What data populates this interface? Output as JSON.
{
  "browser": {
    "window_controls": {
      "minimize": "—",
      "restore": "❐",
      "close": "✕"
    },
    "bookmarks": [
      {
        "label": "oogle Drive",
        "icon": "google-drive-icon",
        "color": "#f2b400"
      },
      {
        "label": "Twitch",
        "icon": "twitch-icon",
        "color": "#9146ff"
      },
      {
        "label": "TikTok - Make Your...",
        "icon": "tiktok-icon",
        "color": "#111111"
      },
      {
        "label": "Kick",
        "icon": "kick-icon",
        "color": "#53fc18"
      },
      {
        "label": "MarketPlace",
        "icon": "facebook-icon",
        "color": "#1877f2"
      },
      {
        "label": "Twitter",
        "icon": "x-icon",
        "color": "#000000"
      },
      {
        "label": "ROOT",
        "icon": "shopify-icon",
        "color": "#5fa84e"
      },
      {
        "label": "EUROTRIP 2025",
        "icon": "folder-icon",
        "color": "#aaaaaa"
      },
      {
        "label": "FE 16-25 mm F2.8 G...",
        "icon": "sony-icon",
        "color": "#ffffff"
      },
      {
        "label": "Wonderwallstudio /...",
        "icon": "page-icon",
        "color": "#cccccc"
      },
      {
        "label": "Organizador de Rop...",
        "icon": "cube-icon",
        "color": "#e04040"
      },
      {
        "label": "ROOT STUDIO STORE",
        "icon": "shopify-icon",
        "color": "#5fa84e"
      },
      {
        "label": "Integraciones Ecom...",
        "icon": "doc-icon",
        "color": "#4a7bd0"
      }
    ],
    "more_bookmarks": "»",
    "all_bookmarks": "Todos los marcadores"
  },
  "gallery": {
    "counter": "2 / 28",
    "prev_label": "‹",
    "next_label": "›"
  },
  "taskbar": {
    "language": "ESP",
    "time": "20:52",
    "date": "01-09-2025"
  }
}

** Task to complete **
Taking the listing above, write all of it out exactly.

** Expected output **
What data populates this interface? Output as JSON.
{
  "browser": {
    "window_controls": {
      "minimize": "—",
      "restore": "❐",
      "close": "✕"
    },
    "bookmarks": [
      {
        "label": "oogle Drive",
        "icon": "google-drive-icon",
        "color": "#f2b400"
      },
      {
        "label": "Twitch",
        "icon": "twitch-icon",
        "color": "#9146ff"
      },
      {
        "label": "TikTok - Make Your...",
        "icon": "tiktok-icon",
        "color": "#111111"
      },
      {
        "label": "Kick",
        "icon": "kick-icon",
        "color": "#53fc18"
      },
      {
        "label": "MarketPlace",
        "icon": "facebook-icon",
        "color": "#1877f2"
      },
      {
        "label": "Twitter",
        "icon": "x-icon",
        "color": "#000000"
      },
      {
        "label": "ROOT",
        "icon": "shopify-icon",
        "color": "#5fa84e"
      },
      {
        "label": "EUROTRIP 2025",
        "icon": "folder-icon",
        "color": "#aaaaaa"
      },
      {
        "label": "FE 16-25 mm F2.8 G...",
        "icon": "sony-icon",
        "color": "#ffffff"
      },
      {
        "label": "Wonderwallstudio /...",
        "icon": "page-icon",
        "color": "#cccccc"
      },
      {
        "label": "Organizador de Rop...",
        "icon": "cube-icon",
        "color": "#e04040"
      },
      {
        "label": "ROOT STUDIO STORE",
        "icon": "shopify-icon",
        "color": "#5fa84e"
      },
      {
        "label": "Integraciones Ecom...",
        "icon": "doc-icon",
        "color": "#4a7bd0"
      }
    ],
    "more_bookmarks": "»",
    "all_bookmarks": "Todos los marcadores"
  },
  "gallery": {
    "counter": "2 / 28",
    "prev_label": "‹",
    "next_label": "›"
  },
  "taskbar": {
    "language": "ESP",
    "time": "20:52",
    "date": "01-09-2025"
  }
}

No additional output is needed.